▶ YOUR OBJECTIVE: Each record has to be repeated exactly as given.

------ DATA EXTRACT ------

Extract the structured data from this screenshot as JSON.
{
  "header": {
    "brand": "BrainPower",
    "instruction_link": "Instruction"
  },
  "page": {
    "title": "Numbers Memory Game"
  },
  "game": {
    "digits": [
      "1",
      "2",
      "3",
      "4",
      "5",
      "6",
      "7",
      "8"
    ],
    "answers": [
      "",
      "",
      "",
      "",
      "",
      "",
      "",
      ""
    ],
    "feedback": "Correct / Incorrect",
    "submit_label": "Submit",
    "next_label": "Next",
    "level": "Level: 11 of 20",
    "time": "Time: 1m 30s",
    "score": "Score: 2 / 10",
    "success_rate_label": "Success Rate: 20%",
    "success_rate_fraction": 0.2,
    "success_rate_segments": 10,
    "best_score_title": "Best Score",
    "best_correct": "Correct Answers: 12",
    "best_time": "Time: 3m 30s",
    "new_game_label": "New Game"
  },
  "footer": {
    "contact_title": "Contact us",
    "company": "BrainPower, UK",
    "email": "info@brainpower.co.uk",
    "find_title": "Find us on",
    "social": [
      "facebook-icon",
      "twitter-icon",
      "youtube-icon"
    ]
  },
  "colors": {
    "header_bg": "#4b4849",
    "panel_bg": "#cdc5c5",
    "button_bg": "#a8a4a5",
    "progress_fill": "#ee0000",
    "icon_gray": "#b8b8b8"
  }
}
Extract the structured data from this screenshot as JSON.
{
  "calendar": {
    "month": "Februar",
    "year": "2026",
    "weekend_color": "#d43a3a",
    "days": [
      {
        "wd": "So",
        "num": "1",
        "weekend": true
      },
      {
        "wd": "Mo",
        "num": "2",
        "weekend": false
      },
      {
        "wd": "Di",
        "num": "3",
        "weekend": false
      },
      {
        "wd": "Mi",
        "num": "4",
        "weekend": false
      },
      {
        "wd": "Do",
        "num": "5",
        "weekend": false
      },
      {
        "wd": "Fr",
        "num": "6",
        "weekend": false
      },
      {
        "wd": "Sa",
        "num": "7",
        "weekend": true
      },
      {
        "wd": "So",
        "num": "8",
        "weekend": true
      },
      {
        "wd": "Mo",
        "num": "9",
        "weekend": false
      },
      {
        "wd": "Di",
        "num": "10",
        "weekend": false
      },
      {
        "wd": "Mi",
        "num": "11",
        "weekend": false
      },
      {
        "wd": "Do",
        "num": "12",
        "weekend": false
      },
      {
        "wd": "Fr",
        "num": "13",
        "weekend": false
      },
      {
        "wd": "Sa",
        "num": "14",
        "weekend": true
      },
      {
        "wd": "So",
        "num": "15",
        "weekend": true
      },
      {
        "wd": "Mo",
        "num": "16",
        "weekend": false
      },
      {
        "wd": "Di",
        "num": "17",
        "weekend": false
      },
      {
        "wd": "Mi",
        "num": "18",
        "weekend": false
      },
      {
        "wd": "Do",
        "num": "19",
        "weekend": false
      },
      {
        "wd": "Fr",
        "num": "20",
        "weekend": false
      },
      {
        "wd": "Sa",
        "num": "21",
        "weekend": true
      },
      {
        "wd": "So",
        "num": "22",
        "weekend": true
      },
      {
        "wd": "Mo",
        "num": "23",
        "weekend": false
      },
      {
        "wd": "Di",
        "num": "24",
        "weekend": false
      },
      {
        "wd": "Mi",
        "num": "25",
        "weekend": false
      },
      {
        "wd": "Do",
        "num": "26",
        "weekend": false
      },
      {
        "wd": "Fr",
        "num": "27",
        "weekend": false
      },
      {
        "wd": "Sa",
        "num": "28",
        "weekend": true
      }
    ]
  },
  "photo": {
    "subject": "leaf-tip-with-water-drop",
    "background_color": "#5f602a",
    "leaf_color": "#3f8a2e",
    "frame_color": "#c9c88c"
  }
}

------

▶ RESULT OF THE EXERCISE:
Extract the structured data from this screenshot as JSON.
{
  "header": {
    "brand": "BrainPower",
    "instruction_link": "Instruction"
  },
  "page": {
    "title": "Numbers Memory Game"
  },
  "game": {
    "digits": [
      "1",
      "2",
      "3",
      "4",
      "5",
      "6",
      "7",
      "8"
    ],
    "answers": [
      "",
      "",
      "",
      "",
      "",
      "",
      "",
      ""
    ],
    "feedback": "Correct / Incorrect",
    "submit_label": "Submit",
    "next_label": "Next",
    "level": "Level: 11 of 20",
    "time": "Time: 1m 30s",
    "score": "Score: 2 / 10",
    "success_rate_label": "Success Rate: 20%",
    "success_rate_fraction": 0.2,
    "success_rate_segments": 10,
    "best_score_title": "Best Score",
    "best_correct": "Correct Answers: 12",
    "best_time": "Time: 3m 30s",
    "new_game_label": "New Game"
  },
  "footer": {
    "contact_title": "Contact us",
    "company": "BrainPower, UK",
    "email": "info@brainpower.co.uk",
    "find_title": "Find us on",
    "social": [
      "facebook-icon",
      "twitter-icon",
      "youtube-icon"
    ]
  },
  "colors": {
    "header_bg": "#4b4849",
    "panel_bg": "#cdc5c5",
    "button_bg": "#a8a4a5",
    "progress_fill": "#ee0000",
    "icon_gray": "#b8b8b8"
  }
}
Extract the structured data from this screenshot as JSON.
{
  "calendar": {
    "month": "Februar",
    "year": "2026",
    "weekend_color": "#d43a3a",
    "days": [
      {
        "wd": "So",
        "num": "1",
        "weekend": true
      },
      {
        "wd": "Mo",
        "num": "2",
        "weekend": false
      },
      {
        "wd": "Di",
        "num": "3",
        "weekend": false
      },
      {
        "wd": "Mi",
        "num": "4",
        "weekend": false
      },
      {
        "wd": "Do",
        "num": "5",
        "weekend": false
      },
      {
        "wd": "Fr",
        "num": "6",
        "weekend": false
      },
      {
        "wd": "Sa",
        "num": "7",
        "weekend": true
      },
      {
        "wd": "So",
        "num": "8",
        "weekend": true
      },
      {
        "wd": "Mo",
        "num": "9",
        "weekend": false
      },
      {
        "wd": "Di",
        "num": "10",
        "weekend": false
      },
      {
        "wd": "Mi",
        "num": "11",
        "weekend": false
      },
      {
        "wd": "Do",
        "num": "12",
        "weekend": false
      },
      {
        "wd": "Fr",
        "num": "13",
        "weekend": false
      },
      {
        "wd": "Sa",
        "num": "14",
        "weekend": true
      },
      {
        "wd": "So",
        "num": "15",
        "weekend": true
      },
      {
        "wd": "Mo",
        "num": "16",
        "weekend": false
      },
      {
        "wd": "Di",
        "num": "17",
        "weekend": false
      },
      {
        "wd": "Mi",
        "num": "18",
        "weekend": false
      },
      {
        "wd": "Do",
        "num": "19",
        "weekend": false
      },
      {
        "wd": "Fr",
        "num": "20",
        "weekend": false
      },
      {
        "wd": "Sa",
        "num": "21",
        "weekend": true
      },
      {
        "wd": "So",
        "num": "22",
        "weekend": true
      },
      {
        "wd": "Mo",
        "num": "23",
        "weekend": false
      },
      {
        "wd": "Di",
        "num": "24",
        "weekend": false
      },
      {
        "wd": "Mi",
        "num": "25",
        "weekend": false
      },
      {
        "wd": "Do",
        "num": "26",
        "weekend": false
      },
      {
        "wd": "Fr",
        "num": "27",
        "weekend": false
      },
      {
        "wd": "Sa",
        "num": "28",
        "weekend": true
      }
    ]
  },
  "photo": {
    "subject": "leaf-tip-with-water-drop",
    "background_color": "#5f602a",
    "leaf_color": "#3f8a2e",
    "frame_color": "#c9c88c"
  }
}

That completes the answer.